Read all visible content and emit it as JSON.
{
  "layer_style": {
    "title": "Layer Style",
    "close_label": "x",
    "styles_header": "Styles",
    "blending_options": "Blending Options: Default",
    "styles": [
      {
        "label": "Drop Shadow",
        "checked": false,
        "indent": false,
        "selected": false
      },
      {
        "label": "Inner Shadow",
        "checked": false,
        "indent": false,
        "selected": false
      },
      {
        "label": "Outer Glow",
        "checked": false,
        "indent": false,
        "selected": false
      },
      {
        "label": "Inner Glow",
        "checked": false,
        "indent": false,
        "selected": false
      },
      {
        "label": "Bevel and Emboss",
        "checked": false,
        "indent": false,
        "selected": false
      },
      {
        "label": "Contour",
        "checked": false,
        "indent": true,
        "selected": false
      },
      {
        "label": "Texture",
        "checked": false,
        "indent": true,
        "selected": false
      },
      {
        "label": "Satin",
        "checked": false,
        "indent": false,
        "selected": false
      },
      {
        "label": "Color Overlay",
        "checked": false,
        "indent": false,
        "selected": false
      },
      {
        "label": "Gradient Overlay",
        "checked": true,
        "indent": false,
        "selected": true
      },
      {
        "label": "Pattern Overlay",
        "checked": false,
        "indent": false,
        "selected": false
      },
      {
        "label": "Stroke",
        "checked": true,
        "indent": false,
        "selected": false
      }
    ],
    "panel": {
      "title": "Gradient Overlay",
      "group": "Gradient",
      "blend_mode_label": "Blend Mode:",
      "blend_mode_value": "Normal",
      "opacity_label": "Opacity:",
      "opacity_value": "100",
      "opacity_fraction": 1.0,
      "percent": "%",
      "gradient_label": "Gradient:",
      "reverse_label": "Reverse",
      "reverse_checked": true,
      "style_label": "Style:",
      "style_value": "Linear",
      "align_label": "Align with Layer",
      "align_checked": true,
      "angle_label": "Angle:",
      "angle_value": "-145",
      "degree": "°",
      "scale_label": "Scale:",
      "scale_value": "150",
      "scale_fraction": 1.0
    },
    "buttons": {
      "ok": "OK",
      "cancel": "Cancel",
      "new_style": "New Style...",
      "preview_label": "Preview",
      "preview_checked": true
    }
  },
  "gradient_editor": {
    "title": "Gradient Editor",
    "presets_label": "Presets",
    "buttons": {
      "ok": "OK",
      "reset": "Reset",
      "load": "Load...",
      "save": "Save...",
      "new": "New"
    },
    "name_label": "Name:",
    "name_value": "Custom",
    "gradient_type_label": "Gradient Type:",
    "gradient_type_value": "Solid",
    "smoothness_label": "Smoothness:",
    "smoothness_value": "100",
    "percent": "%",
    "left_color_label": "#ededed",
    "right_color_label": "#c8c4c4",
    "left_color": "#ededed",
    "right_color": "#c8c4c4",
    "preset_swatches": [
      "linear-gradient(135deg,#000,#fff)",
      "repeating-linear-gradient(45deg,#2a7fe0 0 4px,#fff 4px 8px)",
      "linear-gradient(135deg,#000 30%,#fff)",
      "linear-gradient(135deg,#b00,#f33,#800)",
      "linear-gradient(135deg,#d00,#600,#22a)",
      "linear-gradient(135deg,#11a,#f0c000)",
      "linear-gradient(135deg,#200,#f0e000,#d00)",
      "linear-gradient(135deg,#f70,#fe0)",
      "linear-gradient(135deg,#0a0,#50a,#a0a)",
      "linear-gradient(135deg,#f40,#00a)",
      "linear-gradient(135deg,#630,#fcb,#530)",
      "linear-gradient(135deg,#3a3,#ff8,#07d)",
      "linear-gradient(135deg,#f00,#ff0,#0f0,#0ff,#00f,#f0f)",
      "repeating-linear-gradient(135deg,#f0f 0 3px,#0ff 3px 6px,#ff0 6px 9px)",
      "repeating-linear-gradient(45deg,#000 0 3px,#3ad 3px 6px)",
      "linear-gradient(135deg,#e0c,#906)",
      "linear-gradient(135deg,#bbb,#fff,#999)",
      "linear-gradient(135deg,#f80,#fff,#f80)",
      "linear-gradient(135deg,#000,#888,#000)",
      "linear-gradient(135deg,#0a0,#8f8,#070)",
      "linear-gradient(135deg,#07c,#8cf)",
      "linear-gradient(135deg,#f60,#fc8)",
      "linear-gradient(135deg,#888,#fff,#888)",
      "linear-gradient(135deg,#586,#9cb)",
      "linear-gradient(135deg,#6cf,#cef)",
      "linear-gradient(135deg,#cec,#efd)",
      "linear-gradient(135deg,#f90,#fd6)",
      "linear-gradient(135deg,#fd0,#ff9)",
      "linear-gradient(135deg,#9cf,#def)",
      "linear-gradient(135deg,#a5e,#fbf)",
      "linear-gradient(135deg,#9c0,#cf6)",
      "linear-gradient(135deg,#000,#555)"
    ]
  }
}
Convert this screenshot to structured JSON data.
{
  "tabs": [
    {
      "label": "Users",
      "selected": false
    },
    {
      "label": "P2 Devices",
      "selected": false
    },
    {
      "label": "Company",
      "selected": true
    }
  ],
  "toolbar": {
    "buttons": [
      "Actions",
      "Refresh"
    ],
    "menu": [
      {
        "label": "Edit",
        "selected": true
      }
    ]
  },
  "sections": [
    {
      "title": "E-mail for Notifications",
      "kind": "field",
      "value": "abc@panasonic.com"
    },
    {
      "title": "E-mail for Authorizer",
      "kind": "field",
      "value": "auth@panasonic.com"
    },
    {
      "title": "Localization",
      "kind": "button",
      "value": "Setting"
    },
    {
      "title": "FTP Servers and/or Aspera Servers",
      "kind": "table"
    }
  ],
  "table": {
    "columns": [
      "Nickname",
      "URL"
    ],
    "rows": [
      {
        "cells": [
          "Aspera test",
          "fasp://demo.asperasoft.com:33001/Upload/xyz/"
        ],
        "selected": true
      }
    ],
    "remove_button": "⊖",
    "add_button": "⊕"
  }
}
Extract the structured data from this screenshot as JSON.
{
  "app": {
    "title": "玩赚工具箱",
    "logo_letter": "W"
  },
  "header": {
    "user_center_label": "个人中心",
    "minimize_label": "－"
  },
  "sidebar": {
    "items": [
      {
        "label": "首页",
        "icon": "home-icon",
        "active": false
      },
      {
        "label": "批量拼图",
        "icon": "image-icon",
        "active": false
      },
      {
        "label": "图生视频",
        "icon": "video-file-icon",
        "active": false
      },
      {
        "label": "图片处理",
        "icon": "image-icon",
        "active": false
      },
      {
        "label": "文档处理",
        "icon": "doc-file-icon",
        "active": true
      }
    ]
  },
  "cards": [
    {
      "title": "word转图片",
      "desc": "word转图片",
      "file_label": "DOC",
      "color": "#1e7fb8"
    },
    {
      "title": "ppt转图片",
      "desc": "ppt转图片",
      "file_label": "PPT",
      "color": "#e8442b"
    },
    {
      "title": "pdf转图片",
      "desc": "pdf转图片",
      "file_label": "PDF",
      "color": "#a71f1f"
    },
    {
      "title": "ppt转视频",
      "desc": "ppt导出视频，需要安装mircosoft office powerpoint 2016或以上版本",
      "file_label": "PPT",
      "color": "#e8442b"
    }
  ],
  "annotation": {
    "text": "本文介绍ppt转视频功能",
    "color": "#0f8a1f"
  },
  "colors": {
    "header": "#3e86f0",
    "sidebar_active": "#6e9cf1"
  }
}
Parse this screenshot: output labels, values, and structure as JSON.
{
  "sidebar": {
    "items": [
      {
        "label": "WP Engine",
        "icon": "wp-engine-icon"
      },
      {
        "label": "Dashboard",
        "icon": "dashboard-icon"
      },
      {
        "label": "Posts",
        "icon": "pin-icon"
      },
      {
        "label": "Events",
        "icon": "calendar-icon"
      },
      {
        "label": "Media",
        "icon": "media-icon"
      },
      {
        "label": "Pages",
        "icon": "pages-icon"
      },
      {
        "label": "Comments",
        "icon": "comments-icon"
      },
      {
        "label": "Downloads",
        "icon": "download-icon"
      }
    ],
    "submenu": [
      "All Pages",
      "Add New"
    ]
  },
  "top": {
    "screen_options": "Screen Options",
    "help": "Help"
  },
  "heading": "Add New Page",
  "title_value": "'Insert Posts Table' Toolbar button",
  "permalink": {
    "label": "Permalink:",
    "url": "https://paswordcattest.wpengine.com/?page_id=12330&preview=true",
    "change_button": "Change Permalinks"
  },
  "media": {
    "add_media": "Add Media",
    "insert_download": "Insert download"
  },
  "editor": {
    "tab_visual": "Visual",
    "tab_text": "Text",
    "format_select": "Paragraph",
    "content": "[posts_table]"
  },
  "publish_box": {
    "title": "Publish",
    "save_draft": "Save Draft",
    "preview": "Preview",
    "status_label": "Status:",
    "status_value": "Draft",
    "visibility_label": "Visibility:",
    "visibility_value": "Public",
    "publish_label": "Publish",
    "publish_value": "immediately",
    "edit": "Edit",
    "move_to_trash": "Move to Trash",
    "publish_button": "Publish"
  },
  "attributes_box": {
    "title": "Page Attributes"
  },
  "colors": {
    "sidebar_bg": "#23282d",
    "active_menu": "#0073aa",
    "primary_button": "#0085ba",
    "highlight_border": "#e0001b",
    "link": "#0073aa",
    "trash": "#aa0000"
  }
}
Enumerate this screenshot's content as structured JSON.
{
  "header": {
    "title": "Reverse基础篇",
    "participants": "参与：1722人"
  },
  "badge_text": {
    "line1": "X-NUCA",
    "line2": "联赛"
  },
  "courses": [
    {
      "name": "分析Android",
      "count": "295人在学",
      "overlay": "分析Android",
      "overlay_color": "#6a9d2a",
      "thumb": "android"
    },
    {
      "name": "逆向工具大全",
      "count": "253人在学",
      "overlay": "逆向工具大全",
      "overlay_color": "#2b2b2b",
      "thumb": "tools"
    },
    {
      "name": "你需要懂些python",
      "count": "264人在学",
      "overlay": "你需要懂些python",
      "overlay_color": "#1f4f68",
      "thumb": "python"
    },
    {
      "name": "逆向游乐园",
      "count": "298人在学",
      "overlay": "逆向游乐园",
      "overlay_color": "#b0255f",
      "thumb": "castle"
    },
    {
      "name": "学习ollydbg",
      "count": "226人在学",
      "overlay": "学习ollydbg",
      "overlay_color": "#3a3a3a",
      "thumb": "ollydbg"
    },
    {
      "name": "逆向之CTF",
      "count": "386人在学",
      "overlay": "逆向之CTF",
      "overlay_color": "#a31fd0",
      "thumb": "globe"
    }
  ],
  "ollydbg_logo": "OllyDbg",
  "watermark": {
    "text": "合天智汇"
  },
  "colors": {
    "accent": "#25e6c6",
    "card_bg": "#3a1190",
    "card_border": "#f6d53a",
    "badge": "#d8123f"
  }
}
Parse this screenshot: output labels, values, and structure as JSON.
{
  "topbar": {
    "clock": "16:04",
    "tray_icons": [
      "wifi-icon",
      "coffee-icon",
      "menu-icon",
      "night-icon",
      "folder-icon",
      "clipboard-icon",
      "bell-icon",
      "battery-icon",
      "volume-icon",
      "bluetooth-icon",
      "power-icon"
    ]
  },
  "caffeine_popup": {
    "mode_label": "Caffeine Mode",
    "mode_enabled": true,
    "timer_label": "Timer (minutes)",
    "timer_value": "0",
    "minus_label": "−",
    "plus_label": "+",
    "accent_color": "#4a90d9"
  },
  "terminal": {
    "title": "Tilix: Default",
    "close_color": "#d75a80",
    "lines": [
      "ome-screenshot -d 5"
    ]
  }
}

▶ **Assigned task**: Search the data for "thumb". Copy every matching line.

▶ **Exercise result**:
      "thumb": "android"
      "thumb": "tools"
      "thumb": "python"
      "thumb": "castle"
      "thumb": "ollydbg"
      "thumb": "globe"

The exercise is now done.